One figure is the whole answer: the number of lines below that contain the word "brand".

[Records — start]

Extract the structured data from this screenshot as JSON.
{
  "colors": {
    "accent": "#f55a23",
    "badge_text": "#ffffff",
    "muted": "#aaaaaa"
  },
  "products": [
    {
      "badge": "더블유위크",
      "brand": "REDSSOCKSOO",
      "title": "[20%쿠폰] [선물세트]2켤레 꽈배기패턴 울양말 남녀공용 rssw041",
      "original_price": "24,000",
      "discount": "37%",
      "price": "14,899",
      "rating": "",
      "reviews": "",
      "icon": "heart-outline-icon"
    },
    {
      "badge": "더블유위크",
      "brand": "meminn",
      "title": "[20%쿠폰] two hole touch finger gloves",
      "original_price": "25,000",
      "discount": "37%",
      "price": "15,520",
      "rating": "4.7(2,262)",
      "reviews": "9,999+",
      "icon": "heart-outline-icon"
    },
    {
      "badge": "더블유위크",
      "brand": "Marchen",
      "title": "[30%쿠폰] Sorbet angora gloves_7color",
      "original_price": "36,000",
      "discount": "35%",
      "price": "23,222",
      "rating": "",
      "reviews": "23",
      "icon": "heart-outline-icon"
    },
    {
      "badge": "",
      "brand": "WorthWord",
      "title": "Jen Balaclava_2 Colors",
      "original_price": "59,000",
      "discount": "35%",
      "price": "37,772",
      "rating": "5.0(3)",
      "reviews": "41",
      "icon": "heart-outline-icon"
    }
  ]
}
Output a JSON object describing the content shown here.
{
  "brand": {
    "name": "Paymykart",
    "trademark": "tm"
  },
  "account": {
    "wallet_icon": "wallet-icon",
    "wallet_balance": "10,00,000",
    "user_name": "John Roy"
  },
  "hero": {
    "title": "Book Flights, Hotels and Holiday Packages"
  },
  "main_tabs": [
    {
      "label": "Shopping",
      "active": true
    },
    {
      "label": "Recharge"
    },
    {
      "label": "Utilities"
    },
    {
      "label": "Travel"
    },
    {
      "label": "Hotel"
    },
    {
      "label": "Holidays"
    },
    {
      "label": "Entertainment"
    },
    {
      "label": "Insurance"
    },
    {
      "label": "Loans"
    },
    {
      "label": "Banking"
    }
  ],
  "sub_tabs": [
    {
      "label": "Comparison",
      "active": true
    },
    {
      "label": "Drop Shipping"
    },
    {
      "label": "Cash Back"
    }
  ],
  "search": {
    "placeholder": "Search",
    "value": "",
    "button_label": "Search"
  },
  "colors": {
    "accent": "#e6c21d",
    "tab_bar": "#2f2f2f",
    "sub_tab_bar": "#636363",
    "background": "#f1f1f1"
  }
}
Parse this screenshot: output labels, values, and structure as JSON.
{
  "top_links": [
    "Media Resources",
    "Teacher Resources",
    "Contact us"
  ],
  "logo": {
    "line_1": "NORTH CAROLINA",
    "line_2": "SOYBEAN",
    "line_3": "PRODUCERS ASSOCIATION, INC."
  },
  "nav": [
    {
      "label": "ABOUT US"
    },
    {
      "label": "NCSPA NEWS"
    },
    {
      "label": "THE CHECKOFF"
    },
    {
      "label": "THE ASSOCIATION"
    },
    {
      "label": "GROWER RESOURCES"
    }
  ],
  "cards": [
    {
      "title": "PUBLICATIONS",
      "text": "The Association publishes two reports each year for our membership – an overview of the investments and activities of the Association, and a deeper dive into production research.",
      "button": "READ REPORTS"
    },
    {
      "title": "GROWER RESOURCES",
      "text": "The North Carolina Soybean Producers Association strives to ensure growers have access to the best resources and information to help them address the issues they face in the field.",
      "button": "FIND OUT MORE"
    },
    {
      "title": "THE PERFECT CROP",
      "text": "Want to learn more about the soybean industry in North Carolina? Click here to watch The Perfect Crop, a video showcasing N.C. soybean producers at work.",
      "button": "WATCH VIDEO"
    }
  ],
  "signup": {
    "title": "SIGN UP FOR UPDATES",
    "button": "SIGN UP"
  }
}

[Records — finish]

**Output for this exercise**
5